The technology from Mimosa Networks would send data from an access point on a tower or neighboring building to a small antenna on the customer's home. That could mean a much cheaper connection than running fiber or copper wires to each residence, an attractive proposition for service providers that want to compete with cable companies and carriers or get people in less developed countries online for the first time.
Wireless ISPs have used Wi-Fi for home broadband for years, but mostly in rural areas, partly because of interference issues in more dense neighborhoods. Mimosa took mass-produced, relatively low-cost chips built for Wi-Fi and modified them with its own protocol, which lets many users share time on a single channel, said Jaime Fink, founder and chief product officer at Mimosa, based in Campbell, California.
The Mimosa gear uses that protocol along with beam-forming features to point radio signals at individual homes. That lets it cover a whole neighborhood with transmitters placed one per kilometer or so, Fink said.
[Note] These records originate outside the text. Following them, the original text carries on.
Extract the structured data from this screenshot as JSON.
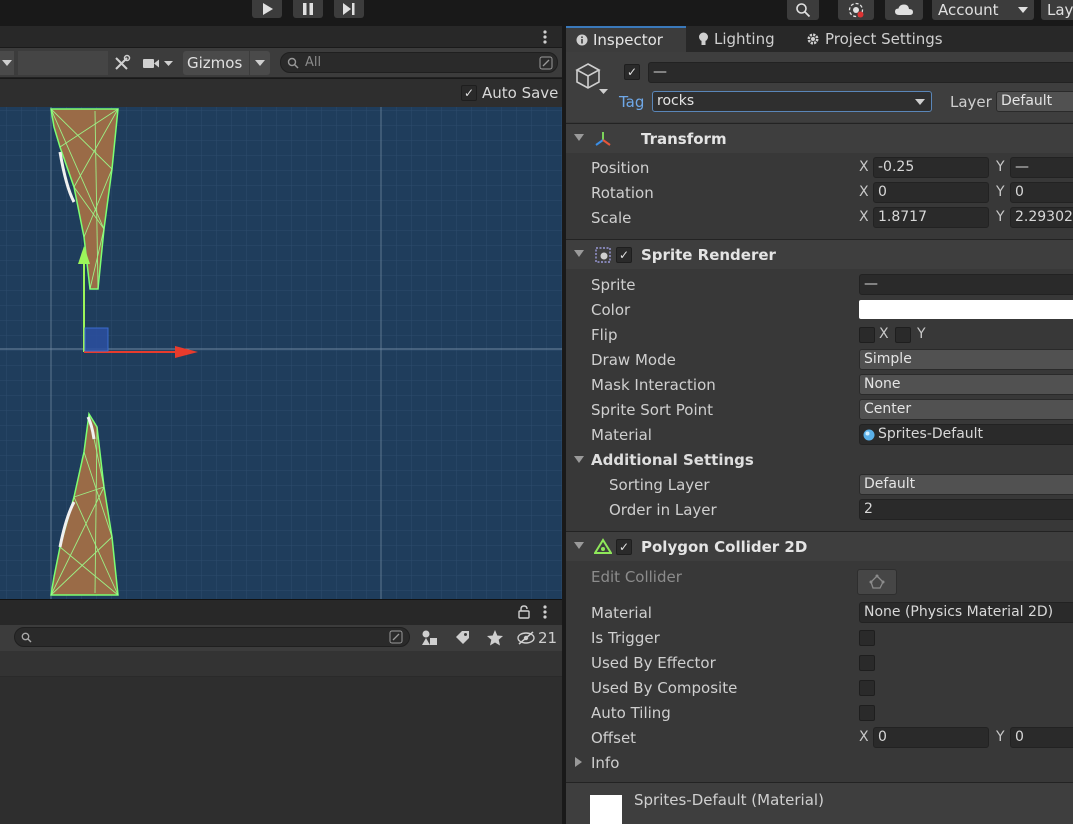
{
  "toolbar": {
    "play_icon": "play-icon",
    "pause_icon": "pause-icon",
    "step_icon": "step-icon",
    "search_icon": "search-icon",
    "collab_icon": "collab-icon",
    "cloud_icon": "cloud-icon",
    "account_label": "Account",
    "layers_label": "Lay"
  },
  "scene": {
    "gizmos_label": "Gizmos",
    "search_placeholder": "All",
    "autosave_label": "Auto Save",
    "autosave_checked": true,
    "colors": {
      "background": "#1f3d5c",
      "rock": "#9a6b47",
      "outline": "#7dff72",
      "x_axis": "#e83b2c",
      "y_axis": "#9cf55a"
    }
  },
  "lower_panel": {
    "hidden_count": "21"
  },
  "inspector": {
    "tabs": [
      {
        "label": "Inspector",
        "icon": "info-icon"
      },
      {
        "label": "Lighting",
        "icon": "bulb-icon"
      },
      {
        "label": "Project Settings",
        "icon": "gear-icon"
      }
    ],
    "object_name": "—",
    "tag_label": "Tag",
    "tag_value": "rocks",
    "layer_label": "Layer",
    "layer_value": "Default",
    "transform": {
      "title": "Transform",
      "position_label": "Position",
      "rotation_label": "Rotation",
      "scale_label": "Scale",
      "position": {
        "x": "-0.25",
        "y": "—"
      },
      "rotation": {
        "x": "0",
        "y": "0"
      },
      "scale": {
        "x": "1.8717",
        "y": "2.29302"
      }
    },
    "sprite_renderer": {
      "title": "Sprite Renderer",
      "sprite_label": "Sprite",
      "sprite_value": "—",
      "color_label": "Color",
      "color_value": "#ffffff",
      "flip_label": "Flip",
      "flip_x": "X",
      "flip_y": "Y",
      "draw_mode_label": "Draw Mode",
      "draw_mode_value": "Simple",
      "mask_label": "Mask Interaction",
      "mask_value": "None",
      "sort_point_label": "Sprite Sort Point",
      "sort_point_value": "Center",
      "material_label": "Material",
      "material_value": "Sprites-Default",
      "additional_label": "Additional Settings",
      "sorting_layer_label": "Sorting Layer",
      "sorting_layer_value": "Default",
      "order_label": "Order in Layer",
      "order_value": "2"
    },
    "polygon_collider": {
      "title": "Polygon Collider 2D",
      "edit_label": "Edit Collider",
      "material_label": "Material",
      "material_value": "None (Physics Material 2D)",
      "trigger_label": "Is Trigger",
      "effector_label": "Used By Effector",
      "composite_label": "Used By Composite",
      "tiling_label": "Auto Tiling",
      "offset_label": "Offset",
      "offset": {
        "x": "0",
        "y": "0"
      },
      "info_label": "Info"
    },
    "material_preview": {
      "title": "Sprites-Default (Material)"
    }
  }
}
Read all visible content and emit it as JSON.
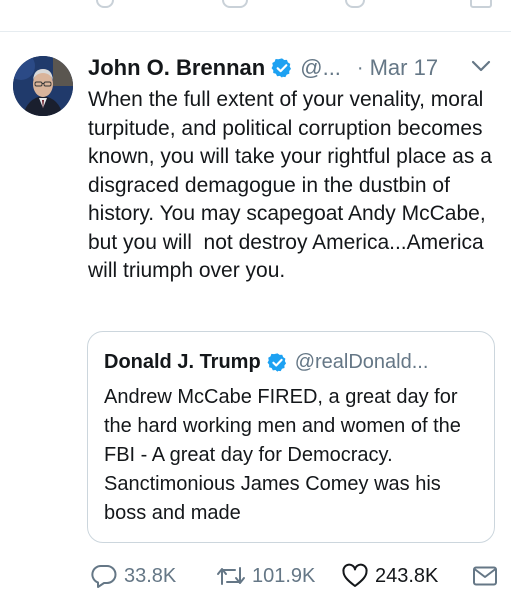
{
  "tweet": {
    "author_name": "John O. Brennan",
    "handle": "@...",
    "separator": "·",
    "date": "Mar 17",
    "text": "When the full extent of your venality, moral turpitude, and political corruption becomes known, you will take your rightful place as a disgraced demagogue in the dustbin of history. You may scapegoat Andy McCabe, but you will  not destroy America...America will triumph over you."
  },
  "quoted_tweet": {
    "author_name": "Donald J. Trump",
    "handle": "@realDonald...",
    "text": "Andrew McCabe FIRED, a great day for the hard working men and women of the FBI - A great day for Democracy. Sanctimonious James Comey was his boss and made"
  },
  "actions": {
    "replies": "33.8K",
    "retweets": "101.9K",
    "likes": "243.8K"
  },
  "colors": {
    "verified_blue": "#1da1f2",
    "secondary_text": "#657786",
    "primary_text": "#14171a",
    "border": "#ccd6dd"
  },
  "icons": {
    "verified": "verified-badge-icon",
    "caret": "chevron-down-icon",
    "reply": "reply-icon",
    "retweet": "retweet-icon",
    "like": "heart-icon",
    "message": "direct-message-icon"
  }
}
In a typical setting, such a network could offer service of about 500Mbps (bits per second) both down to subscribers and back up to the Internet, he said. Mimosa has met with service providers in the U.S. and other countries and expects networks built with its technology to launch in the middle of next year.
Mimosa's system uses the same unlicensed 5GHz band as Wi-Fi for the main connections between access points and homes. That band offers many channels the network can use based on what other frequencies are in use nearby, and operating at rooftop level also helps to avoid interference. The special time-sharing protocol helps multiple customers use the same channel, because it's more reliable than the standard Wi-Fi method of handling spectrum, he said.
In an urban setting, the network could serve about 250 customers on one city block. Where needed, service providers could deploy a smaller access point on a customer's roof to avoid using another tower, offering that customer free access in return, Fink said.